## [WHAT YOU HAVE TO DO]
From the records below, copy the lines that include "name".

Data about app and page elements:
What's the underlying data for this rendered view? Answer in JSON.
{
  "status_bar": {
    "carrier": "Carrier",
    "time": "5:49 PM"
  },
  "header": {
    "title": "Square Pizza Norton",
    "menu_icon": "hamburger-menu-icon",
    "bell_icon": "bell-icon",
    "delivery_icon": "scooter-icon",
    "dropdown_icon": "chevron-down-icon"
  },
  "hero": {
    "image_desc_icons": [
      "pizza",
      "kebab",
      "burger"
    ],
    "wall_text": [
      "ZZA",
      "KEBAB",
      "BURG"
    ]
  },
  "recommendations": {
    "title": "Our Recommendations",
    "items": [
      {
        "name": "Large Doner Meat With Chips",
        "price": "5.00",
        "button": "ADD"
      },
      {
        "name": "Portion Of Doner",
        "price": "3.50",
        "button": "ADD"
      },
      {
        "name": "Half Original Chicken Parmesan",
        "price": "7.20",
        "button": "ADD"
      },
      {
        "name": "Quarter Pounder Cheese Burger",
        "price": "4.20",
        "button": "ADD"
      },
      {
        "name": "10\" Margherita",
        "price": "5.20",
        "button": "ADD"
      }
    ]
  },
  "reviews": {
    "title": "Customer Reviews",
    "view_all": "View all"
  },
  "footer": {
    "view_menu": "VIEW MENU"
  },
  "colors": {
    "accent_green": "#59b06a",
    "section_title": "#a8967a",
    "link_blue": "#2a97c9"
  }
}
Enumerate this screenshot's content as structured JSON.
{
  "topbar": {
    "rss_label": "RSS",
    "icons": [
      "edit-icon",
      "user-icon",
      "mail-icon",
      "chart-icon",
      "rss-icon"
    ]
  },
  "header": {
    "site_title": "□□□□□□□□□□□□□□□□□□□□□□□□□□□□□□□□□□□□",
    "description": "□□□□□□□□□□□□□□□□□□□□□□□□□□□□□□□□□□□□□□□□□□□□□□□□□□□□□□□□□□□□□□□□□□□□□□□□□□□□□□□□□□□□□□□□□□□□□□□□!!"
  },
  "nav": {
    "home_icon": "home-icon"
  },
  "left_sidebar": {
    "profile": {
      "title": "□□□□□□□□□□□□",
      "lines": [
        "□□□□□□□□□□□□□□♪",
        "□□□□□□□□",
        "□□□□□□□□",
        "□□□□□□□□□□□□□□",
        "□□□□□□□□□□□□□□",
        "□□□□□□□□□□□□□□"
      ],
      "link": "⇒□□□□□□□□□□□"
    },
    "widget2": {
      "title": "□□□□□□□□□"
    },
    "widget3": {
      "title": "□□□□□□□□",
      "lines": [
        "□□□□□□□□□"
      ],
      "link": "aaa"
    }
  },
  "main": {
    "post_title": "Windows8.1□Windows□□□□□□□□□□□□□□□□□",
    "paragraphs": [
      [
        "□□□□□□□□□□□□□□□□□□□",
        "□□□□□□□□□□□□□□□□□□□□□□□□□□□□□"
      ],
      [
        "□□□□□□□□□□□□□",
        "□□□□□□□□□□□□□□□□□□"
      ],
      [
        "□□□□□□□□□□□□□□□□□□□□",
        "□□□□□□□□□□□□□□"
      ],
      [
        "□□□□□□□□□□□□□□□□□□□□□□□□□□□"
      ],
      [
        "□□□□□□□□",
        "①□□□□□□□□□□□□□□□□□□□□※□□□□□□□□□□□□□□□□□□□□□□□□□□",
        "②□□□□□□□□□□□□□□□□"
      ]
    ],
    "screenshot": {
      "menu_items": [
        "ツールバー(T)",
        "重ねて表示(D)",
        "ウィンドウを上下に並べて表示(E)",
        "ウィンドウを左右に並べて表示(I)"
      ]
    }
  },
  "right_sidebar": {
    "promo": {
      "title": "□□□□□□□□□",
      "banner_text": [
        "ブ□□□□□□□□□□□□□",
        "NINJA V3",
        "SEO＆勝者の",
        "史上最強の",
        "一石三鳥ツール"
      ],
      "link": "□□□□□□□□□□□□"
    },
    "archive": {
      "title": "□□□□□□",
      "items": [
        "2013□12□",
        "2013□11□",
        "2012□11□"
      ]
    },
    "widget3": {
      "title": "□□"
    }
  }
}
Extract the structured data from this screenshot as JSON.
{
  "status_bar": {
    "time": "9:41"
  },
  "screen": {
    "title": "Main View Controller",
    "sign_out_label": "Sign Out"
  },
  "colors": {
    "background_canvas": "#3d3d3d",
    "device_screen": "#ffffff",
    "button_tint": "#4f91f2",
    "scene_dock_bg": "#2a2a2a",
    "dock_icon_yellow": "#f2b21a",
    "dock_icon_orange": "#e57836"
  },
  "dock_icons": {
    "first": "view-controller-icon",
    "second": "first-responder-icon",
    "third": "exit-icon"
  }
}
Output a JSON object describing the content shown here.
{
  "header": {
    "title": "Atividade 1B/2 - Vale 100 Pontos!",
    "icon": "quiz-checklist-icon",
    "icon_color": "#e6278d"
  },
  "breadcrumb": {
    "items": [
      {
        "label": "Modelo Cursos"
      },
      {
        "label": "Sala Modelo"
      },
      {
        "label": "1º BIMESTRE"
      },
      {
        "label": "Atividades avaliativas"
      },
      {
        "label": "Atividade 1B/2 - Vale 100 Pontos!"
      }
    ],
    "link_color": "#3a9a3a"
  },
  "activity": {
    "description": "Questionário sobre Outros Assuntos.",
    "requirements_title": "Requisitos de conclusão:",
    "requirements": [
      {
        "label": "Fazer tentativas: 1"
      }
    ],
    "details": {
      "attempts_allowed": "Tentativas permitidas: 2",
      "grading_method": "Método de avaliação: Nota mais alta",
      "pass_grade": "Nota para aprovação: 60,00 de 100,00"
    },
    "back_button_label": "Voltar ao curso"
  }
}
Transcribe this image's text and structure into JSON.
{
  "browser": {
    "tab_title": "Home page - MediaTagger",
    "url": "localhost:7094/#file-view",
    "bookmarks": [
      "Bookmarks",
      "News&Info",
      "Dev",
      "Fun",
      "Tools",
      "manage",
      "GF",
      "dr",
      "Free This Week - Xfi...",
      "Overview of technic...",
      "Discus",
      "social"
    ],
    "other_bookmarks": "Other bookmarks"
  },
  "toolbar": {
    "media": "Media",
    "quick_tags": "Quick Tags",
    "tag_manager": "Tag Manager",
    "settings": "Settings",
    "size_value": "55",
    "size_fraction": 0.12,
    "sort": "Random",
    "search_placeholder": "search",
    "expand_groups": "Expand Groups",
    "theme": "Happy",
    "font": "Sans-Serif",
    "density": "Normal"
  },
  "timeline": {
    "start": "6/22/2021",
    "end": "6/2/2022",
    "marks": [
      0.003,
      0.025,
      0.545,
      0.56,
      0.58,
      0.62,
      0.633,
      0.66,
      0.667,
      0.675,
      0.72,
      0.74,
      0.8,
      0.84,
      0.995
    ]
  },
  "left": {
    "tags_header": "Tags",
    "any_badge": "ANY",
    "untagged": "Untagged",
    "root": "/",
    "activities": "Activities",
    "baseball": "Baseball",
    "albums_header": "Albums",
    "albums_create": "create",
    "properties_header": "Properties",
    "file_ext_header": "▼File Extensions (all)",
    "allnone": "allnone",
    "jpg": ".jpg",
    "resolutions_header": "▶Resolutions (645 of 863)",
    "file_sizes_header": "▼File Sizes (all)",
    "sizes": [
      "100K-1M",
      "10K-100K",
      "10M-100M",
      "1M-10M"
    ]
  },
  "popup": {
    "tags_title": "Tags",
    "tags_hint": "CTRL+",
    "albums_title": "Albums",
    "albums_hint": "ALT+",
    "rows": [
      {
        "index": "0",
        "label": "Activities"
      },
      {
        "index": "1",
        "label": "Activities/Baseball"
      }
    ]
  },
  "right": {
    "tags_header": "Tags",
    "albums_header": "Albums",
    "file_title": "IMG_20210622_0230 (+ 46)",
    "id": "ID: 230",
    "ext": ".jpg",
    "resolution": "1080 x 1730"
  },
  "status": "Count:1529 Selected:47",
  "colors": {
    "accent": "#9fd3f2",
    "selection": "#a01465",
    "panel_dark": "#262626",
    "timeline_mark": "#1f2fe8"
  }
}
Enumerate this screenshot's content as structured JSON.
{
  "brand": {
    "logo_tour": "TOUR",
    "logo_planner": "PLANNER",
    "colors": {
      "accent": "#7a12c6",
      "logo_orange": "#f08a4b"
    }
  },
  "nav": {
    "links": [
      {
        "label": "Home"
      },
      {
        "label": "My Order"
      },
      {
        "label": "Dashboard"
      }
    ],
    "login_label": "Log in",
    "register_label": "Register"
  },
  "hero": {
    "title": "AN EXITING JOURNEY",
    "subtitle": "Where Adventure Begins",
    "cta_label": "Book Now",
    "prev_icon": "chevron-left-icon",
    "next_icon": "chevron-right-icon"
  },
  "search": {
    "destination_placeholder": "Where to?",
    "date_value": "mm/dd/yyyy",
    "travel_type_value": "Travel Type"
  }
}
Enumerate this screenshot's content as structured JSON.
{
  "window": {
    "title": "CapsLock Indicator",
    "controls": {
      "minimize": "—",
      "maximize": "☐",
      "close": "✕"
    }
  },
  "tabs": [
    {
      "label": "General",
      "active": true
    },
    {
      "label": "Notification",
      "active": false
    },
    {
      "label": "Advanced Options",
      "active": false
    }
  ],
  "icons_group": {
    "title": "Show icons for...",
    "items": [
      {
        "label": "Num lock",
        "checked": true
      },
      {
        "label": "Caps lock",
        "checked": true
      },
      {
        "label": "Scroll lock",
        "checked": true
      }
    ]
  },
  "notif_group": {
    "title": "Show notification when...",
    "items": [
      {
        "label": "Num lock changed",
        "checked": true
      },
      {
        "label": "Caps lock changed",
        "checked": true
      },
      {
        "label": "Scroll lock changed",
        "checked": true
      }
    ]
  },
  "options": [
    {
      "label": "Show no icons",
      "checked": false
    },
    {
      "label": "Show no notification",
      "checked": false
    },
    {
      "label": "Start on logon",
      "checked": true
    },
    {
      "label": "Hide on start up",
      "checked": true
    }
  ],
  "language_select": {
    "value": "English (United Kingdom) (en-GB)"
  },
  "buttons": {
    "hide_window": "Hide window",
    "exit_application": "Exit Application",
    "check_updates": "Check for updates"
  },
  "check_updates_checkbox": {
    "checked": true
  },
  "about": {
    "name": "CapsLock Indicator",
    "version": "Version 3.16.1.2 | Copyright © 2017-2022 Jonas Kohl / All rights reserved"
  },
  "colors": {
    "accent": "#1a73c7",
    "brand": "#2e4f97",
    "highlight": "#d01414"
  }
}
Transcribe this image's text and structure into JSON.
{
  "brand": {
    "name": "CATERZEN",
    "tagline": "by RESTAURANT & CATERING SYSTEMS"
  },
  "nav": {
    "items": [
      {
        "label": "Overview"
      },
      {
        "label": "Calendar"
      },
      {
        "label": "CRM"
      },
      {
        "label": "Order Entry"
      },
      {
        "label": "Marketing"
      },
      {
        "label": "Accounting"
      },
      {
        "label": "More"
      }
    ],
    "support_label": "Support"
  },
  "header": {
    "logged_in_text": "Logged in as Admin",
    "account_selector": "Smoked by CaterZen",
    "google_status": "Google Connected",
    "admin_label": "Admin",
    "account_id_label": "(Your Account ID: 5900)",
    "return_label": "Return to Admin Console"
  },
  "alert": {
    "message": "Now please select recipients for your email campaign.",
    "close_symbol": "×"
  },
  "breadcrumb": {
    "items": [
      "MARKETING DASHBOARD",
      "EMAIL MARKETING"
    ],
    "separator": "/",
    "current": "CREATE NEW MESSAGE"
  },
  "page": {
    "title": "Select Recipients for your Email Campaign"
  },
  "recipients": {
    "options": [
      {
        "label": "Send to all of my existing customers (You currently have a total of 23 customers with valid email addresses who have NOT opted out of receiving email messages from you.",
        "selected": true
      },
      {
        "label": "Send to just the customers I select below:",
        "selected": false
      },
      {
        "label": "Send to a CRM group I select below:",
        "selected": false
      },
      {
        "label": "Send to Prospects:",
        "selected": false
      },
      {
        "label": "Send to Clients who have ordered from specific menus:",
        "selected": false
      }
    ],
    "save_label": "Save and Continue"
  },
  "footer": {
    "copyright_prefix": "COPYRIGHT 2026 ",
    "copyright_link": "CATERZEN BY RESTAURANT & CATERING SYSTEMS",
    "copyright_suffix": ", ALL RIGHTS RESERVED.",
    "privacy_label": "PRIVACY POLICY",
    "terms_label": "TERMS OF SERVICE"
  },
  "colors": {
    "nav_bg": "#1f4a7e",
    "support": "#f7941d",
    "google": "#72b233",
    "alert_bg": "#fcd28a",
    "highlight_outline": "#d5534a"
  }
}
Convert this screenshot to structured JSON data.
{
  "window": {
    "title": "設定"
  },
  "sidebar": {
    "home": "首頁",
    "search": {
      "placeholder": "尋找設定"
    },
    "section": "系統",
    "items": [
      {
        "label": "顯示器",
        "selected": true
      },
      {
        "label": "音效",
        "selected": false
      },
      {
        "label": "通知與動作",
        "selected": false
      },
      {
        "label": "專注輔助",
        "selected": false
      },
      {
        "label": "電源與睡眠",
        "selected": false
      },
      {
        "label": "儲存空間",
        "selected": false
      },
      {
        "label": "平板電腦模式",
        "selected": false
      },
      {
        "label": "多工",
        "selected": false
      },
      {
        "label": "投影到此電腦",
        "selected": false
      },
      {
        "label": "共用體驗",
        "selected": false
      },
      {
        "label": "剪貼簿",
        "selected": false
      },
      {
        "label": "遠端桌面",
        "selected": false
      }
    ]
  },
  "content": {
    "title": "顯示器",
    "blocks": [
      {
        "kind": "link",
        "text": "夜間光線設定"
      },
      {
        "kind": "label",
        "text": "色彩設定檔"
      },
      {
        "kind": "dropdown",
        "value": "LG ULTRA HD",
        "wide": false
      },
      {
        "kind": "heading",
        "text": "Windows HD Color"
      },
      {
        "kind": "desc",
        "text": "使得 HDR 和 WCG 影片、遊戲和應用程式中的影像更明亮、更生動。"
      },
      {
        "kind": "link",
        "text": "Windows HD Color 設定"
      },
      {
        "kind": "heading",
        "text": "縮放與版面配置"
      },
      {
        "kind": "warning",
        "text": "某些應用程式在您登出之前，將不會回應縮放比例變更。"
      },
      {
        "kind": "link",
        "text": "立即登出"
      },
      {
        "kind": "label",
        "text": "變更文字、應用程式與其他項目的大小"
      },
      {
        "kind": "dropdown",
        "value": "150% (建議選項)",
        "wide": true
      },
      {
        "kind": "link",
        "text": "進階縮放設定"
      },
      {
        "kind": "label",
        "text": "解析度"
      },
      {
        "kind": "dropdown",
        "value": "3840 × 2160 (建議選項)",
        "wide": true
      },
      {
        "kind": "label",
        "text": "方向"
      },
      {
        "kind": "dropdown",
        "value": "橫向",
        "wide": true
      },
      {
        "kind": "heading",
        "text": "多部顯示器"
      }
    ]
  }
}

## [ANSWER BOX]
        "name": "Large Doner Meat With Chips",
        "name": "Portion Of Doner",
        "name": "Half Original Chicken Parmesan",
        "name": "Quarter Pounder Cheese Burger",
        "name": "10\" Margherita",
    "name": "CapsLock Indicator",
    "name": "CATERZEN",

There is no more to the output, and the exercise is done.